How did you first get involved with the Charlottesville Police Foundation?
I am a public relations/communications consultant, and received a call last year from board member Bill Hamilton, who told me that the Foundation was looking for some communications support and asked if I could come up with a proposal. That led to a meeting with Bill and former director Mindy Goodall where I started to learn what the CPF was all about. My first goal for our short-term agreement was to get a comprehensive understanding of the mission, the organization, and the people who make it happen. I began interviewing officers, board members and partners about what the CPF meant to them. Through the course of that process, I gained so much appreciation for what the Foundation does and what it means to the department and the community, I was ecstatic when I was asked to join the board. There are many important stories to be told, and I wanted to be a part of that process on an on-going basis.
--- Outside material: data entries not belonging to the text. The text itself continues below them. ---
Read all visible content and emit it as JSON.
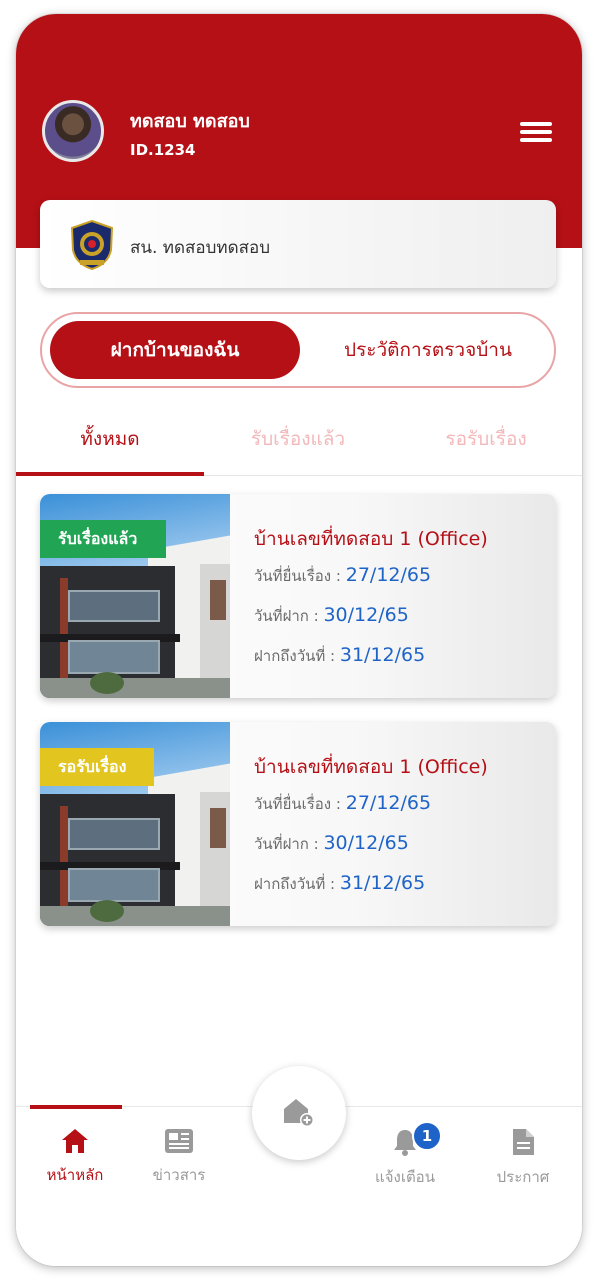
{
  "user": {
    "name": "ทดสอบ ทดสอบ",
    "id": "ID.1234"
  },
  "station": {
    "name": "สน. ทดสอบทดสอบ"
  },
  "segmented": {
    "active": "ฝากบ้านของฉัน",
    "inactive": "ประวัติการตรวจบ้าน"
  },
  "tabs": [
    {
      "label": "ทั้งหมด"
    },
    {
      "label": "รับเรื่องแล้ว"
    },
    {
      "label": "รอรับเรื่อง"
    }
  ],
  "cards": [
    {
      "status": "รับเรื่องแล้ว",
      "status_color": "#22a455",
      "title": "บ้านเลขที่ทดสอบ 1 (Office)",
      "rows": [
        {
          "label": "วันที่ยื่นเรื่อง :",
          "value": "27/12/65"
        },
        {
          "label": "วันที่ฝาก :",
          "value": "30/12/65"
        },
        {
          "label": "ฝากถึงวันที่ :",
          "value": "31/12/65"
        }
      ]
    },
    {
      "status": "รอรับเรื่อง",
      "status_color": "#e2c51e",
      "title": "บ้านเลขที่ทดสอบ 1 (Office)",
      "rows": [
        {
          "label": "วันที่ยื่นเรื่อง :",
          "value": "27/12/65"
        },
        {
          "label": "วันที่ฝาก :",
          "value": "30/12/65"
        },
        {
          "label": "ฝากถึงวันที่ :",
          "value": "31/12/65"
        }
      ]
    }
  ],
  "nav": {
    "home": "หน้าหลัก",
    "news": "ข่าวสาร",
    "notifications": "แจ้งเตือน",
    "notification_count": "1",
    "announcements": "ประกาศ"
  },
  "colors": {
    "primary": "#b51016",
    "accent_blue": "#1e64c8",
    "tab_inactive": "#f2b8ba"
  },
  "icons": {
    "menu": "hamburger-menu-icon",
    "home": "home-icon",
    "news": "newspaper-icon",
    "notifications": "bell-icon",
    "announcements": "document-icon",
    "fab": "house-add-icon"
  }
}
What was your main takeaway from your process of learning about and communicating on behalf of the CPF?
The main thing I learned was that the Foundation is responsible for providing so much tangible and essential support for the CPD and its officers. It is easy as a community member to think that a municipality is able to cover the support costs needed to attract, maintain, and continually train a police force. The truth is, there are huge funding gaps for what are truly essential training and support functions that range from high-level leadership training to the K-9 to our housing grant program that helps officers to live in the community they serve. There are any number of areas where the Foundation is able to provide critical support that helps the department function better and, thus, helps the community be better served. I think it is easy for people to see the Foundation as a sort of cheering section for the police in our community. The way I see it is that we are an organization that works to give both our police and our community members the opportunity to serve and be served in the best way possible. I think one of the most important things we can do as an organization is illustrate the fact that these officers are deeply invested in the communities where they work. Are things perfect? No. Can we work harder to bridge gaps? Of course. But, so much good work is being done, and I want to be a part of working with an extraordinary team in supporting and highlighting that.
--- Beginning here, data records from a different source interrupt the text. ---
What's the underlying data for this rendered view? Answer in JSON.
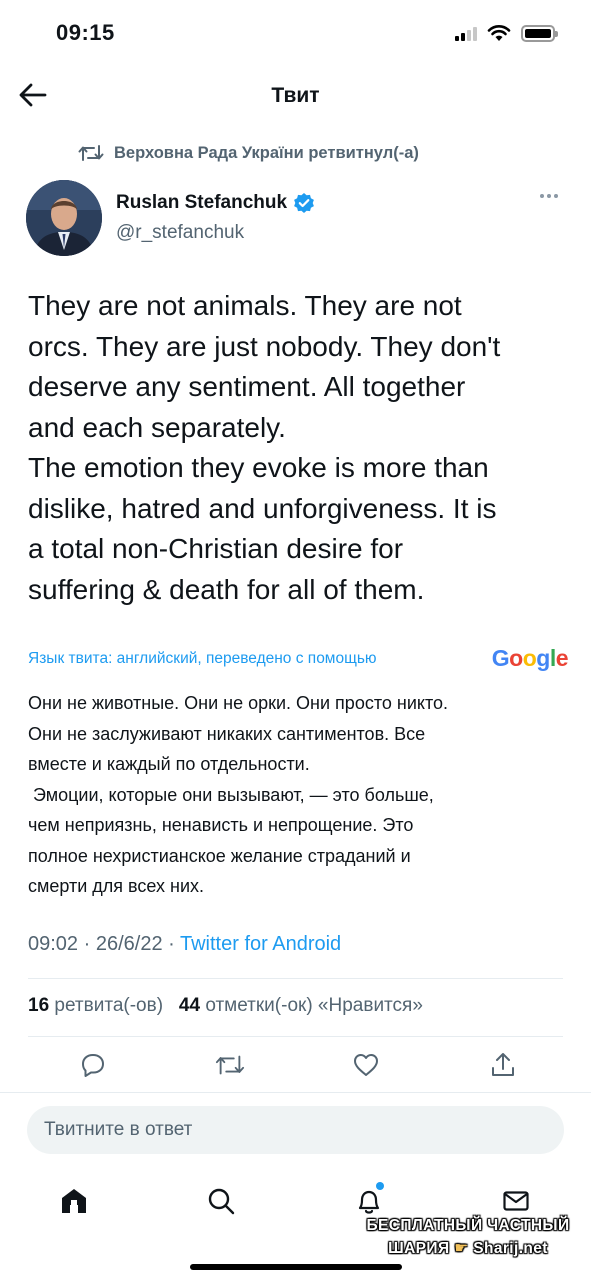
{
  "status_bar": {
    "time": "09:15"
  },
  "header": {
    "title": "Твит"
  },
  "retweet": {
    "label": "Верховна Рада України ретвитнул(-а)"
  },
  "author": {
    "name": "Ruslan Stefanchuk",
    "handle": "@r_stefanchuk",
    "verified": true
  },
  "tweet": {
    "lines": [
      "They are not animals.  They are not",
      "orcs.  They are just nobody.  They don't",
      "deserve any sentiment.  All together",
      "and each separately.",
      "The emotion they evoke is more than",
      "dislike, hatred and unforgiveness.  It is",
      "a total non-Christian desire for",
      "suffering & death for all of them."
    ]
  },
  "translation": {
    "note": "Язык твита: английский, переведено с помощью",
    "provider": "Google",
    "lines": [
      "Они не животные. Они не орки. Они просто никто.",
      "Они не заслуживают никаких сантиментов. Все",
      "вместе и каждый по отдельности.",
      " Эмоции, которые они вызывают, — это больше,",
      "чем неприязнь, ненависть и непрощение. Это",
      "полное нехристианское желание страданий и",
      "смерти для всех них."
    ]
  },
  "meta": {
    "time": "09:02",
    "date": "26/6/22",
    "source": "Twitter for Android"
  },
  "stats": {
    "retweets": "16",
    "retweets_label": "ретвита(-ов)",
    "likes": "44",
    "likes_label": "отметки(-ок) «Нравится»"
  },
  "reply": {
    "placeholder": "Твитните в ответ"
  },
  "watermark": {
    "line1": "БЕСПЛАТНЫЙ ЧАСТНЫЙ",
    "line2_left": "ШАРИЯ",
    "line2_right": "Sharij.net"
  },
  "colors": {
    "accent": "#1d9bf0",
    "text": "#0f1419",
    "muted": "#536471"
  },
  "icons": {
    "back": "arrow-left-icon",
    "retweet": "retweet-icon",
    "verified": "verified-badge-icon",
    "more": "more-horizontal-icon",
    "reply": "comment-icon",
    "like": "heart-icon",
    "share": "share-icon",
    "home": "home-icon",
    "search": "search-icon",
    "notifications": "bell-icon",
    "messages": "mail-icon"
  }
}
What has your connection with the Foundation taught you about police and the roles they play?
One thing I think all of us could benefit from learning is the human factor at play here. I got to sit in the living room of Officer Todd McNerney and his family and hear from his wife and his kids what it is like to have a dad as a police officer. I got to see firsthand the benefit the Foundation’s housing program provides from their perspective. And, I got to hear from Todd’s wife about the very real fear she feels on a regular basis, including an instance where she and the kids watched him speeding by in the other direction, lights on and sirens blaring. There are not many jobs out there that can take you from mundane to life-threatening in a single moment. The other big takeaway for me is that for all of the officers I have spoken to, there is a deep connection they feel with the communities they serve. The day-to-day positive interactions they have and the relationships they have built are not things we hear about enough and are vital to the jobs they do.
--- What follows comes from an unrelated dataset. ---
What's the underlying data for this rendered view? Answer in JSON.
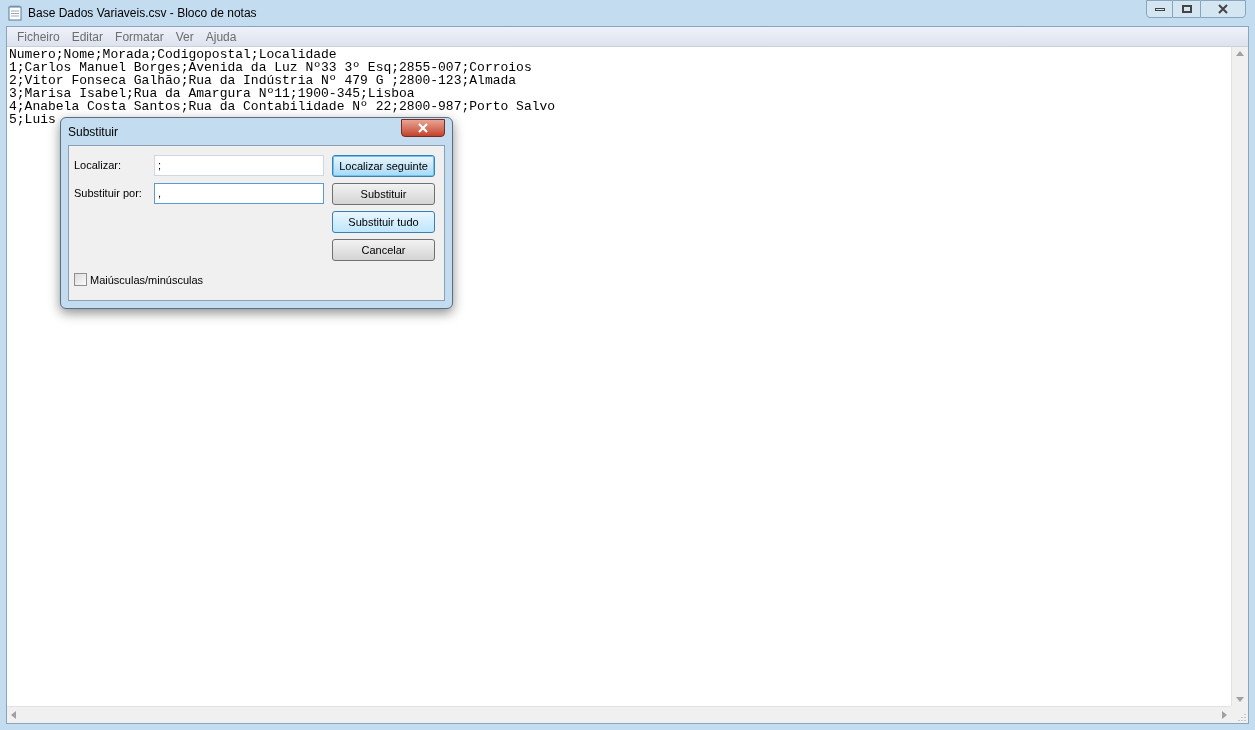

How can members of the community learn more about what the police do?
When things in our community and nation return to normal, I highly recommend the CPD’s ride-along program. Sitting in that passenger seat for a few hours gives you a perspective on an officer’s job and life that you just cannot get any other way, whether it is hearing about their lives on and off the job, or whether it is feeling the adrenaline that comes from the lights and sirens and heading toward a situation with many more unknowns than knowns. You will see sides of our community you may never have known existed. And as I said earlier, you will see the effort that is put in by the officers to genuinely get to know the people in the communities they serve. During my ride along, we stopped at a house in the city and climbed a narrow stairway to the third floor to speak to an older woman who then came down and chatted on her porch. We stayed at least 20 minutes, and it became very clear there was no casework going on here. When we left, the officer said she was a really nice lady and he worried not enough people were checking in on her. These kinds of things happen on a regular basis, and people should see that.